Proceeds from the luncheon will benefit the patients in need through the Callier Care Fund at the University of Texas at Dallas’ Callier Center for Communication Disorders.

Grovel Alert: Callier Cares Luncheon

With the Callier Cares Luncheon still 10 days away, Event Chair Emilynn Wilson and Honorary Chair Lisa Troutt report that the tickets are nearly gone with the wind. They’ve nearly filled the entire Dallas Country Club’s ballroom thanks to having the Ruth and Ken Altshuler Callier Care Award being presented to Dr. Kern Wildenthal and the Callier Prize in Communication Disorders awarded to Dr. Sharon Kujawa.

Emilynn Wilson (File photo)

Lisa Troutt (File photo)

While Kern is well known for his leadership in healthcare administration, clinical medicine, education, biomedical research and philanthropy, Sharon may not be a familiar name. That’s because she’s not a local. She’s the director of audiology research and a senior scientist at the Eaton-Peabody Laboratories at the Massachusetts Eye and Ear Infirmary in Boston. Her focus is “to clarify mechanisms and manifestations of common forms of acquired sensorineural hearing loss in humans; particularly, those due to aging and exposure to noise and ototoxic drugs.”
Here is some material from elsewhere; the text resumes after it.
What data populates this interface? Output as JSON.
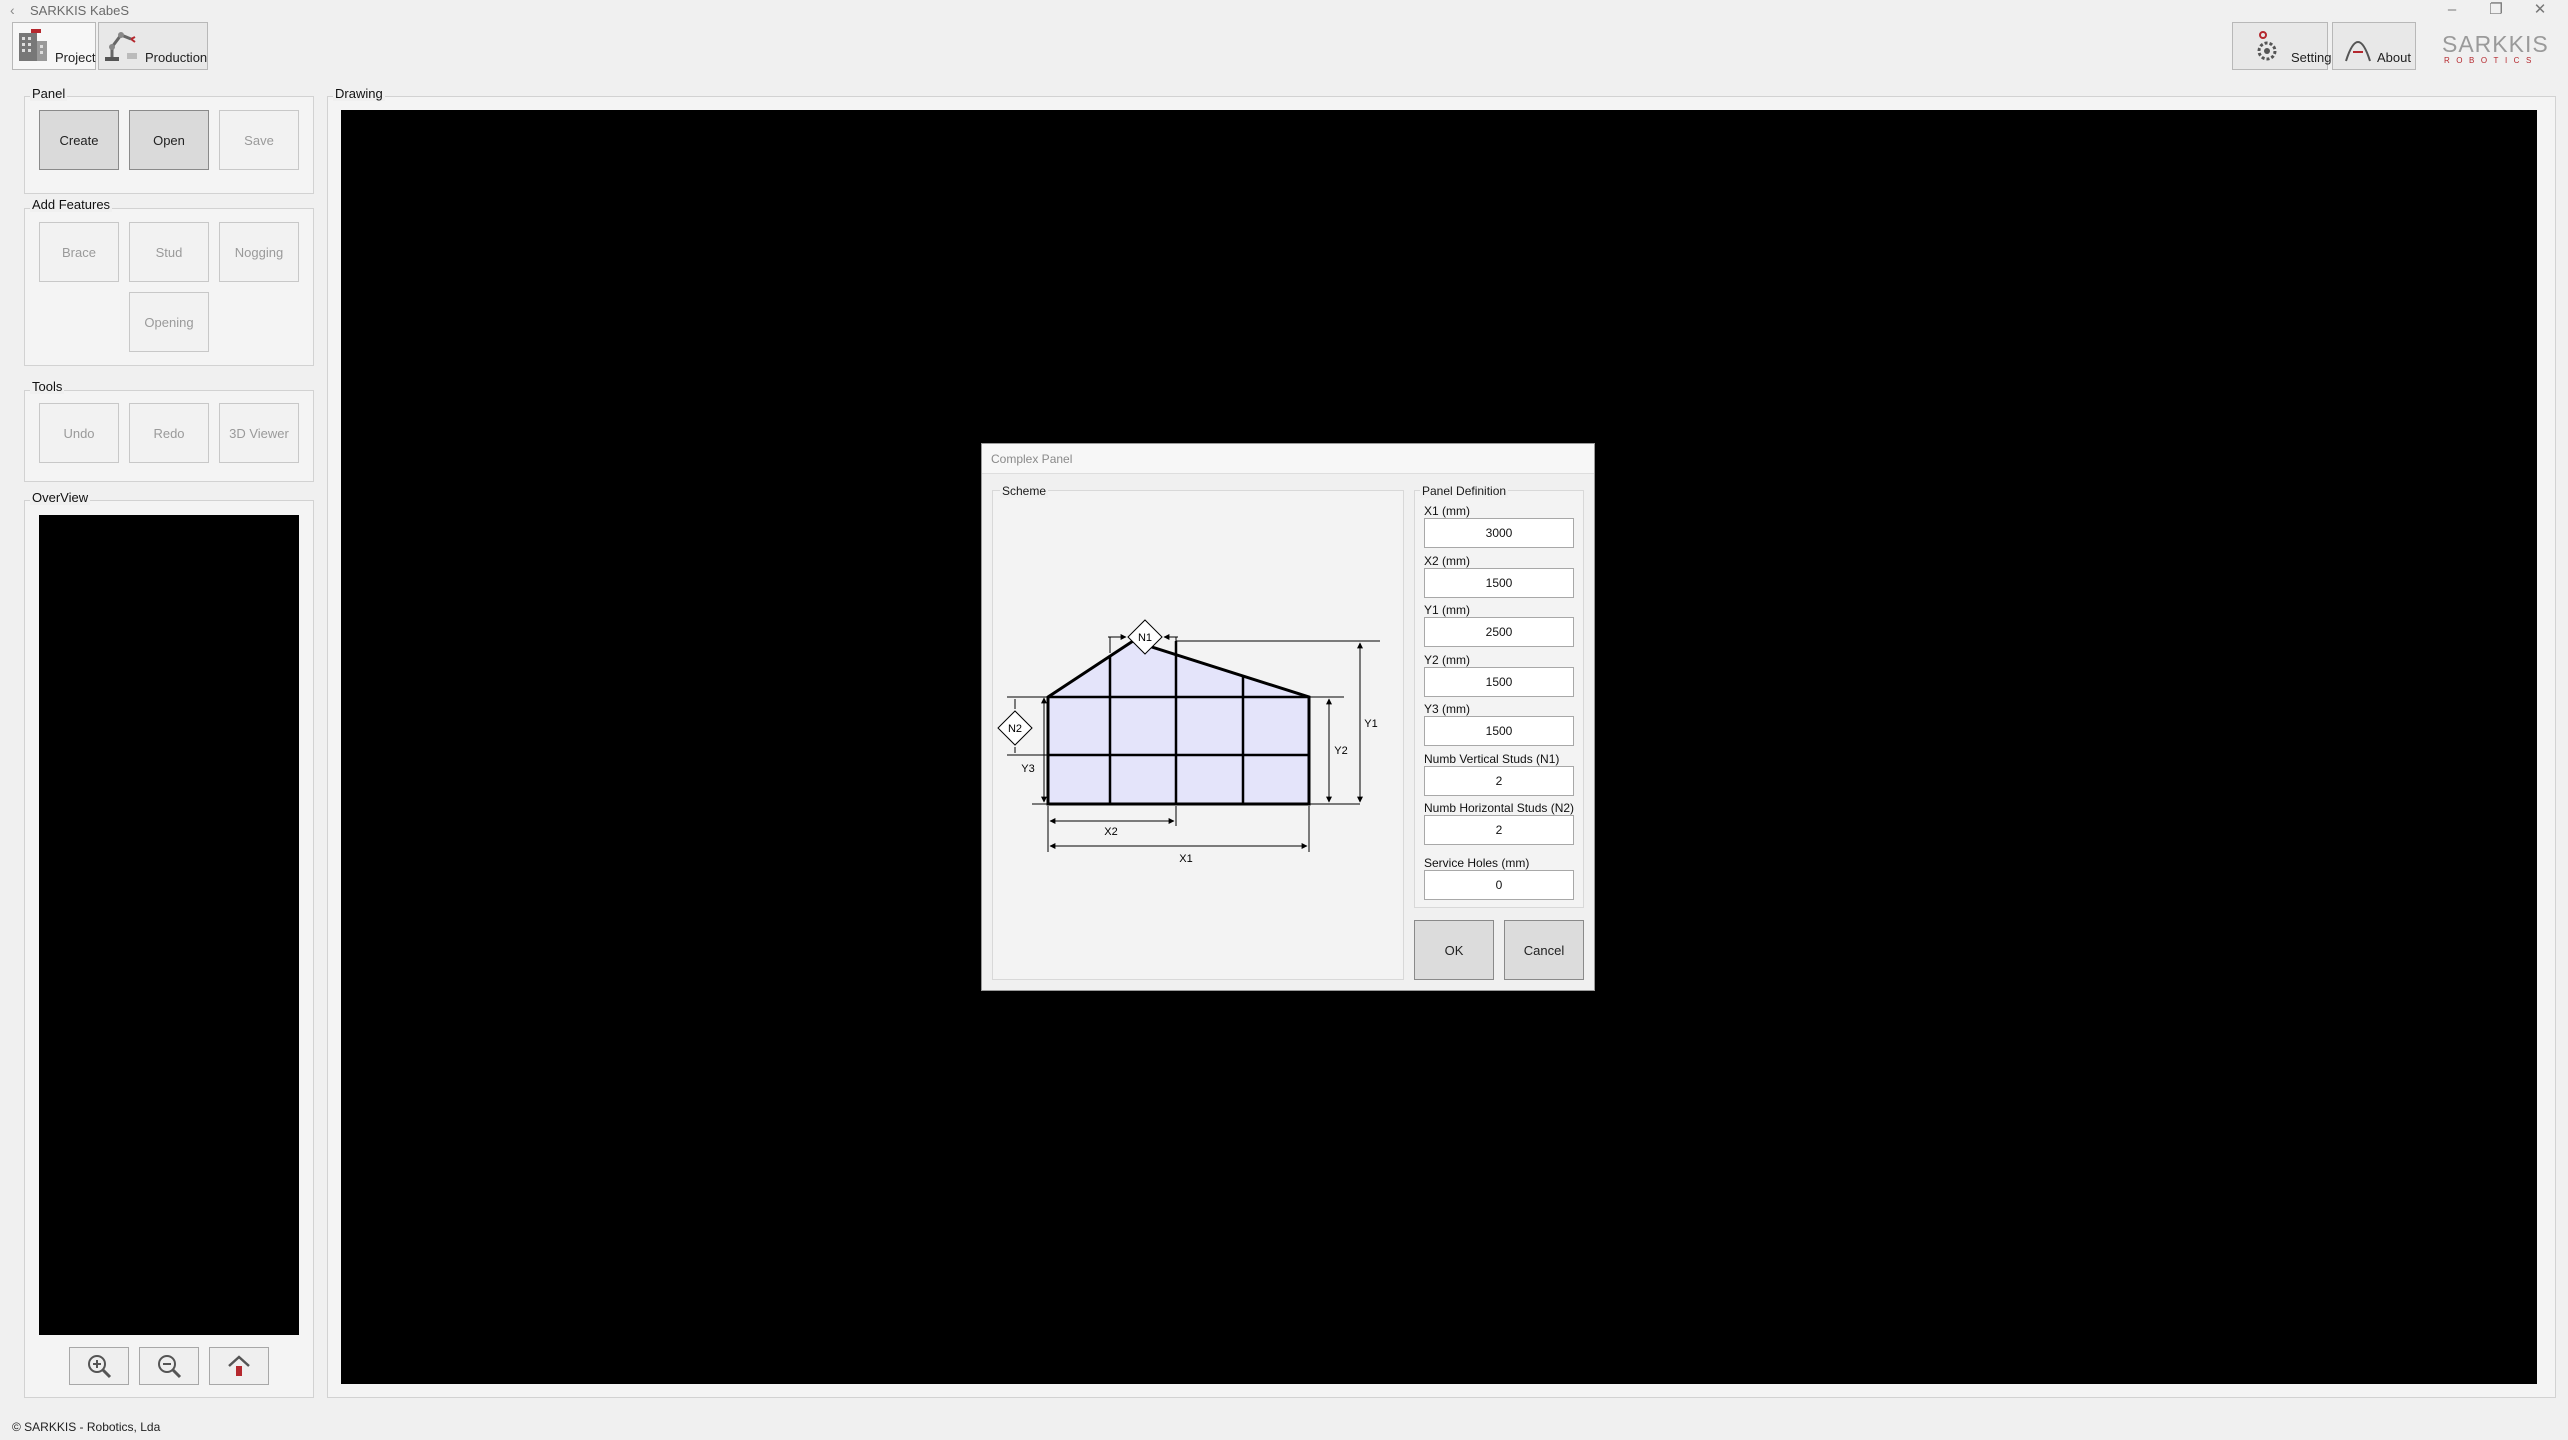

In addition to receiving the Prize at the Thursday, April 20th luncheon, she’ll be the keynote speaker at the Callier Prize Conference at Callier Dallas the following day.

Proceeds from the luncheon will benefit the Callier Care Fund that was created by Ruth and Ken Altshuler to “help children and adults who would otherwise be unable to afford treatment to overcome speech, language and hearing disorders.”

Suggestion: Don’t put off buying that ticket much longer, because it just not be there.